All the Takes (folio)


All the Takes is a 28 page folio I designed for my If I had Known exhibition at the Maine Museum of Photographic Arts. I wanted a place to suggest the long view, the prolonged work, the always-making-images stance I tend to be in without even trying. This view seems required, effortless and ongoing so I wanted those views to continue off the walls and into another form. Maybe my years of designing; editing, sequencing and producing books for other artists which included so much looking and responding was more than helpful for this (finally) no-client publication.

There’s a backyard dog section, a chair section (I didn’t know I’d been photographing chairs in odd places over the years until editing for the show last winter), and another backyard, more foggy-ish but hopefully not overly nostalgic section. Because this is where I’ve been living with this family, two different white dogs and this time that has flashed before my eyes. The MMPA curator says this about the work:

“Margo Halverson’s large scale photographs were made with an iPhone, they have a self conscious diaristic quality that records the ephemeral moments of domesticity. There is an optimism in the beauty and continuity of this portfolio that is smart and well crafted. It asks the question “Are we living well?”  Small moments of parenthood, partnership, and family–children sleeping, playing outside, at the beach, making dinner, bathing, checking on the dog–the juncture the viewer imagines between the photographs as well as the medium pull the images together as a truly contemporary family portrait. These are curiously beautiful images that must be shared.”  – DIRECTOR, DENISE FROEHLICH 
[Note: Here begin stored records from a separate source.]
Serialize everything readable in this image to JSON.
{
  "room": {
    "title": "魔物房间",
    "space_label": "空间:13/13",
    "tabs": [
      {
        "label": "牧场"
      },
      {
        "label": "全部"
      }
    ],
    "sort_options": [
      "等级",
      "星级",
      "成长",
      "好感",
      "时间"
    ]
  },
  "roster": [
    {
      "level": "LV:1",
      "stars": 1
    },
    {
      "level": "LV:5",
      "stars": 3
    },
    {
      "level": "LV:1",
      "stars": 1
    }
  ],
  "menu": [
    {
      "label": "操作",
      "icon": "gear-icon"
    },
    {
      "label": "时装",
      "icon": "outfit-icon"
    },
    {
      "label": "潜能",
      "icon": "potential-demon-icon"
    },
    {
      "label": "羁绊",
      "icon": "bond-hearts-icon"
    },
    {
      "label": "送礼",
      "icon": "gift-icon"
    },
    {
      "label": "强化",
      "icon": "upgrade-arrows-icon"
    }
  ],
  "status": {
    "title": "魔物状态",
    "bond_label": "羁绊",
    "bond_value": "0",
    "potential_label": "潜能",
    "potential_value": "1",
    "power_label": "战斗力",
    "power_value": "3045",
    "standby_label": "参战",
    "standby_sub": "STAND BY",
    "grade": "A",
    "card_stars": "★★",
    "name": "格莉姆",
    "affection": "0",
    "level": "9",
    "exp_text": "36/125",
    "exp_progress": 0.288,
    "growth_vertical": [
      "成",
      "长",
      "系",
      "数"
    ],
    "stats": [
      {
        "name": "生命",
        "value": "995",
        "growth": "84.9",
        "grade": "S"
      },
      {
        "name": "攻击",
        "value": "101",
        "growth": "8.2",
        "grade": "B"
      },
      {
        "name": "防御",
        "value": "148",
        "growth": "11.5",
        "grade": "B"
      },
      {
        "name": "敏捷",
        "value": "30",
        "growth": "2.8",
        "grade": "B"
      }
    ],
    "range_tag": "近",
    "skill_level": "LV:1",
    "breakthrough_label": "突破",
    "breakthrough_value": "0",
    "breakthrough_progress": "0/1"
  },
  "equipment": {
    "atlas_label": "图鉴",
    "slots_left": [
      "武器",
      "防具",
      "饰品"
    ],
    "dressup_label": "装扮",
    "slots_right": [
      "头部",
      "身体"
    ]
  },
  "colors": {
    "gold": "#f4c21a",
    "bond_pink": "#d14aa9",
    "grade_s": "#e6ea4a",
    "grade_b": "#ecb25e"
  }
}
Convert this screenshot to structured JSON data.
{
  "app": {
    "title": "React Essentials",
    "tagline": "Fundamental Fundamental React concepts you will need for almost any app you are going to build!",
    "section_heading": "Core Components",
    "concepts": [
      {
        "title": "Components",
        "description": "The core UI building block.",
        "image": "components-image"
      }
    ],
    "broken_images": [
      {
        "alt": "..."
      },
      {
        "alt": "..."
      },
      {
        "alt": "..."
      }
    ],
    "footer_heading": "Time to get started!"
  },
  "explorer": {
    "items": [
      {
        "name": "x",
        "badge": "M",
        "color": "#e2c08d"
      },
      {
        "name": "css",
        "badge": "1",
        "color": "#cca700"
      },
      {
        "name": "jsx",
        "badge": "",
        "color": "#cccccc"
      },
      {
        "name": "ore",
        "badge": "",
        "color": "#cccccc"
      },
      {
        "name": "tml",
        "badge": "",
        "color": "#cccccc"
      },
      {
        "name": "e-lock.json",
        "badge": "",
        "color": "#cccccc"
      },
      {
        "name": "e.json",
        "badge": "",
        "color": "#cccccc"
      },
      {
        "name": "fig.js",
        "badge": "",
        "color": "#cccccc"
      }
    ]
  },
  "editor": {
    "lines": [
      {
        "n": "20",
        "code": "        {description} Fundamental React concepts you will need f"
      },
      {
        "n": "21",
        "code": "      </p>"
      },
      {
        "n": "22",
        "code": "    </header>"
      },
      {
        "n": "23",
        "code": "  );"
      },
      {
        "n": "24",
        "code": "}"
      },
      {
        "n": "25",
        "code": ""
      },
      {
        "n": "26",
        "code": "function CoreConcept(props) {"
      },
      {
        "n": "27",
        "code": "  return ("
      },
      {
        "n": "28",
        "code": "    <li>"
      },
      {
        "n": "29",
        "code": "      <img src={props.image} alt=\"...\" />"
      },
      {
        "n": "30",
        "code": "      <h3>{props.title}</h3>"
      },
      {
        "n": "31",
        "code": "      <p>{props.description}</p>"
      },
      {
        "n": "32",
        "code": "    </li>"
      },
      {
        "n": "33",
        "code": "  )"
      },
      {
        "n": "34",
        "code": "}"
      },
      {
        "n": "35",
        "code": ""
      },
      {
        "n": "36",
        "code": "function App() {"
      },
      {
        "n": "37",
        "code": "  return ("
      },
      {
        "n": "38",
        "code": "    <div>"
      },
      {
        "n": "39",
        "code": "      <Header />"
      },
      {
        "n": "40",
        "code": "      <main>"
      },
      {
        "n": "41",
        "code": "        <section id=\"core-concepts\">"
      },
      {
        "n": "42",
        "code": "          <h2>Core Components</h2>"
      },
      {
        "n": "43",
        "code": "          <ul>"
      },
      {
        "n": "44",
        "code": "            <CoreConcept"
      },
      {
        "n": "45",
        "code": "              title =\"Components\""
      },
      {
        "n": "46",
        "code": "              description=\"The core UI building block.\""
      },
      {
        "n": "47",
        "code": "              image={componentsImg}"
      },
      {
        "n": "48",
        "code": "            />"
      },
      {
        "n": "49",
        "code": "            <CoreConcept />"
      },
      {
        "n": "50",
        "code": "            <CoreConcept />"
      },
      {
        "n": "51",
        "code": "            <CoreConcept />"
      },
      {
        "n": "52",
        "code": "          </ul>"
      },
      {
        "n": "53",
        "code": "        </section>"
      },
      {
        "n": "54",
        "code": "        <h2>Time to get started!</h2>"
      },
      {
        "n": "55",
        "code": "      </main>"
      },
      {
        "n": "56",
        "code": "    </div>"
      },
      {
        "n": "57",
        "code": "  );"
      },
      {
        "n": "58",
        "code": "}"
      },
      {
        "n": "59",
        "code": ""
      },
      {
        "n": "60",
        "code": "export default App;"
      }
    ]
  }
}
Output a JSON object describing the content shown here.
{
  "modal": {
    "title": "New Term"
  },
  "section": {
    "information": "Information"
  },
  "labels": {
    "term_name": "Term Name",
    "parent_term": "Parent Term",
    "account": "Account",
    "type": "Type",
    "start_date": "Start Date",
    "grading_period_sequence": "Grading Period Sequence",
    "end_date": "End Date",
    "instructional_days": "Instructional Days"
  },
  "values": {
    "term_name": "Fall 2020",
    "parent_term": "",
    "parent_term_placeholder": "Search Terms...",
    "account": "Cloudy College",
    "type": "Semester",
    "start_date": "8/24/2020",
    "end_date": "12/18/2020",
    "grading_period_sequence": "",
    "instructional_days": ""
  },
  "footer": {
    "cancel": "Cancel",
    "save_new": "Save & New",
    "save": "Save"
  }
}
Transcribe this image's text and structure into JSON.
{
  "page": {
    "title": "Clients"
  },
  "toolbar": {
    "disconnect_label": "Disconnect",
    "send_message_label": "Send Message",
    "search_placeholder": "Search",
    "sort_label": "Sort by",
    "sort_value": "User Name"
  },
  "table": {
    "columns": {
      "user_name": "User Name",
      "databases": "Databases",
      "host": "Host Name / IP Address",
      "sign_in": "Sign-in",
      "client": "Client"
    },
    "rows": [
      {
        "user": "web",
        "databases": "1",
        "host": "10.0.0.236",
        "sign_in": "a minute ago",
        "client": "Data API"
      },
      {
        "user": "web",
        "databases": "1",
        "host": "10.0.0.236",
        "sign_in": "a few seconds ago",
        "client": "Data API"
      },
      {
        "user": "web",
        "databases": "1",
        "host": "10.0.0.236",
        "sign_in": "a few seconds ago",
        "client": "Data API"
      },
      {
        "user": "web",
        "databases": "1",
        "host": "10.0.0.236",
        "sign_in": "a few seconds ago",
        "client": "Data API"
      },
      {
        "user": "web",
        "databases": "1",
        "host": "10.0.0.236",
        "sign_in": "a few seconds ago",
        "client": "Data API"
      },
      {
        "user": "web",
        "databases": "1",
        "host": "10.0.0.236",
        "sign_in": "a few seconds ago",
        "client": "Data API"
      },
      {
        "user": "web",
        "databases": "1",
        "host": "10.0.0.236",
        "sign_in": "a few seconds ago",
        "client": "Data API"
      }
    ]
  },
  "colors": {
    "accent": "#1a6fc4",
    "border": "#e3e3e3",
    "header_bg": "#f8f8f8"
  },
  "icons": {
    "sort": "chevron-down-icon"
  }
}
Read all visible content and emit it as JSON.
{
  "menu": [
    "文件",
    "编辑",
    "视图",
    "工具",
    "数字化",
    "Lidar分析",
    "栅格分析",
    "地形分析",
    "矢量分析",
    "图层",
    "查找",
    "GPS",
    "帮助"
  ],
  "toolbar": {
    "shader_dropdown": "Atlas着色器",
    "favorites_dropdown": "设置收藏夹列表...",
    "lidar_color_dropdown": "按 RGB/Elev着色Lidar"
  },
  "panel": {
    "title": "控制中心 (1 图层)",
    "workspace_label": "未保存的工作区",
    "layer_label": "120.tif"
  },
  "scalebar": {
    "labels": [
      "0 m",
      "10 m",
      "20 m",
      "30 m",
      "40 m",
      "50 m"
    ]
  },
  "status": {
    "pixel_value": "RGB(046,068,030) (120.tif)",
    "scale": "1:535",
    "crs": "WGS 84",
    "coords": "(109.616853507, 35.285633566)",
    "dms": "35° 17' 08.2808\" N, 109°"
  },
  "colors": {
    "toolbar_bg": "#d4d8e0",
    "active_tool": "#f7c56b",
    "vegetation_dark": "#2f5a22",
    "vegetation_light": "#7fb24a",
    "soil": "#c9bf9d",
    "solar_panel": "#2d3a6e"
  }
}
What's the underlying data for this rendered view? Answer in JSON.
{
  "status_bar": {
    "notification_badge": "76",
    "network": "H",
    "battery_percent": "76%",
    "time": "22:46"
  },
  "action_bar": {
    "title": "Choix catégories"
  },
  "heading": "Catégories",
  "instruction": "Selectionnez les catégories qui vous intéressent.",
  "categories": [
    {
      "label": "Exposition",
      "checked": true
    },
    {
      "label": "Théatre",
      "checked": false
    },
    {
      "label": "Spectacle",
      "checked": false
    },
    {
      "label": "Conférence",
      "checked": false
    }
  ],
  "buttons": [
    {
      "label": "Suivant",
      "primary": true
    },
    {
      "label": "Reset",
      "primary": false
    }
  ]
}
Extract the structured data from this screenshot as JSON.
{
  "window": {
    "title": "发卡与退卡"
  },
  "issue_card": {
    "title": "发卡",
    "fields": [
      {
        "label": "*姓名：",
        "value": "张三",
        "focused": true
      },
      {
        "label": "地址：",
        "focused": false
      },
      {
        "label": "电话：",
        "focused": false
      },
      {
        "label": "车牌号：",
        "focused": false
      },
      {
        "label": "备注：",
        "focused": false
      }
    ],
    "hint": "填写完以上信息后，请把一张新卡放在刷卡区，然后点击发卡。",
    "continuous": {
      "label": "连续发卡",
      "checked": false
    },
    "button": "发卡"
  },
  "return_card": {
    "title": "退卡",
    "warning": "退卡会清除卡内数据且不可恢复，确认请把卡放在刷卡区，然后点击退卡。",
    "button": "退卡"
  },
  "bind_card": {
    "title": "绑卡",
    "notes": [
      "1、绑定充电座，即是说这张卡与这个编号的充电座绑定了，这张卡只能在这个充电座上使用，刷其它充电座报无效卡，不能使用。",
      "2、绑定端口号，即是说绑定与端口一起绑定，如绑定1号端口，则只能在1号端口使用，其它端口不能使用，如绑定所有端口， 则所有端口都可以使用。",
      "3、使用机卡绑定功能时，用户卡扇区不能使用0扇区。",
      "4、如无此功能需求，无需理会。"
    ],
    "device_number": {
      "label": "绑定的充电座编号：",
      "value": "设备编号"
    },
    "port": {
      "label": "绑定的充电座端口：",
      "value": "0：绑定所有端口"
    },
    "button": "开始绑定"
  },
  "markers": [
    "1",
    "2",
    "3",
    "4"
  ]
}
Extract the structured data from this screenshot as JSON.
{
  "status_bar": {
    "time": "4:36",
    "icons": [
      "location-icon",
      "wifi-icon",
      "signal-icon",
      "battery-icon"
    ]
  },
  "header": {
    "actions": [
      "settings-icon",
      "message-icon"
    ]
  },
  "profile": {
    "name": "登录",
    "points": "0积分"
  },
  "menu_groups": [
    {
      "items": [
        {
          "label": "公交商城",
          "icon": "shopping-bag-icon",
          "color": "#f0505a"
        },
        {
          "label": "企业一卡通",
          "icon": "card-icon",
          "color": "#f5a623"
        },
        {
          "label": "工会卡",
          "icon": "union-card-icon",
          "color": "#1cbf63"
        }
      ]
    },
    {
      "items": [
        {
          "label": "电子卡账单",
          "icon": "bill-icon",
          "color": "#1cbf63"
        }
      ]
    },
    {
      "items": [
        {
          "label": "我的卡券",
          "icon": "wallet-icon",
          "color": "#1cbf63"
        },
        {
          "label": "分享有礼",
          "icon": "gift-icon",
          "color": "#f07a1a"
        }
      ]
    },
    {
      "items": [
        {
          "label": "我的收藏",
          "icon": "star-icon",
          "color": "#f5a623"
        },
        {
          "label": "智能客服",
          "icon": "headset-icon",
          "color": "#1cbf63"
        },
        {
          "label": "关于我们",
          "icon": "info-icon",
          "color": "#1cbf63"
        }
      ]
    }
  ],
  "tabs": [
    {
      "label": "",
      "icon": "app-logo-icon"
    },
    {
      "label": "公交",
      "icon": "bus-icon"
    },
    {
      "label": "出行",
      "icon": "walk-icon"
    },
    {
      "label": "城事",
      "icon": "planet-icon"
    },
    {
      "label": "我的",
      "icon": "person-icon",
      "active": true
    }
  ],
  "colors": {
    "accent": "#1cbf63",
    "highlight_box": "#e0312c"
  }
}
It took me about 4 ‘takes’ to try and see and say and see again. Those are in the book and here:


Why Oh Why TAKE 1

Maybe these images are not about the outline of a dog (though I’m surprised how their shapes make me smile) or my daughter’s expression (though she is so thorough with movement).

Maybe they are notations of noticing and exposing questions of when, what is, or why. The backyard over time has been a trusted stage for this peripheral vision. Like seeing in the dark, it works best not to look directly in front of your steps but to concentrate instead on side glances while still moving forward.

TAKE 1.2

An urgent push to expose time becomes a stage for these photographs—taken with a phone means I am quickly and quietly available to underscore, caress or question interludes I can’t explain.



It is never what it is. | Hindsight, short sight, or mere wishes are on-notice, vigilantly tapping. | Loss is a primer of a sideline stance. | No-intention and glancing becomes the important surprise of seeing.



I photograph because the images meet my curiosity halfway. Halfway between intrigue and simple witnessing, halfway between time being and being.

Time is the backbone. It is the nature of noticing when crossing onto the porch from the kitchen tile, stepping over the threshold and looking through the screen door—at something. Moments are up for grabs.

TAKE 3.2

Documented glimpses make sense of and present stories of intimate peeping.

These glimpses remind me I was there facing front, I was awake, it is all fragile, it is beautiful and never too much.


And let’s face it; I don’t want to forget I was there.

Herein are different dogs; both white, one backyard in Portland, Maine, chairs in random places and

some blink blink blinking.




(Contact me if you’d like to purchase one of the folios or contact MMPA to purchase a photograph from the show: Denise Froehlich at